## Exercise directions
For each entry below, output it exactly as it stands.

───── Source information ─────

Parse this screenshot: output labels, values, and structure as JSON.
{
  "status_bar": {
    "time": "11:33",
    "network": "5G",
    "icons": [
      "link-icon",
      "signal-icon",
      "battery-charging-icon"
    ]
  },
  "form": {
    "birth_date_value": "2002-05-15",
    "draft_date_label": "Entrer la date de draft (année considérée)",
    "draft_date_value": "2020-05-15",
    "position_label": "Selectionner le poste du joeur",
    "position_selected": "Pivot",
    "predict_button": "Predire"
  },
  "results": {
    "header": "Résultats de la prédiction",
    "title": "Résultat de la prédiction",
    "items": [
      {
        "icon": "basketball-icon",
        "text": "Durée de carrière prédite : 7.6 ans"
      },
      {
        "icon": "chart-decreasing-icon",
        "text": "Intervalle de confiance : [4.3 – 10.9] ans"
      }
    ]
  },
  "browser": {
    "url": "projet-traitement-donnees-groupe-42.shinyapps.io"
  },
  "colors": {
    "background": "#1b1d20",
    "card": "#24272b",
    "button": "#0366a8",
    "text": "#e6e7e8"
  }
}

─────

## Result for this exercise
Parse this screenshot: output labels, values, and structure as JSON.
{
  "status_bar": {
    "time": "11:33",
    "network": "5G",
    "icons": [
      "link-icon",
      "signal-icon",
      "battery-charging-icon"
    ]
  },
  "form": {
    "birth_date_value": "2002-05-15",
    "draft_date_label": "Entrer la date de draft (année considérée)",
    "draft_date_value": "2020-05-15",
    "position_label": "Selectionner le poste du joeur",
    "position_selected": "Pivot",
    "predict_button": "Predire"
  },
  "results": {
    "header": "Résultats de la prédiction",
    "title": "Résultat de la prédiction",
    "items": [
      {
        "icon": "basketball-icon",
        "text": "Durée de carrière prédite : 7.6 ans"
      },
      {
        "icon": "chart-decreasing-icon",
        "text": "Intervalle de confiance : [4.3 – 10.9] ans"
      }
    ]
  },
  "browser": {
    "url": "projet-traitement-donnees-groupe-42.shinyapps.io"
  },
  "colors": {
    "background": "#1b1d20",
    "card": "#24272b",
    "button": "#0366a8",
    "text": "#e6e7e8"
  }
}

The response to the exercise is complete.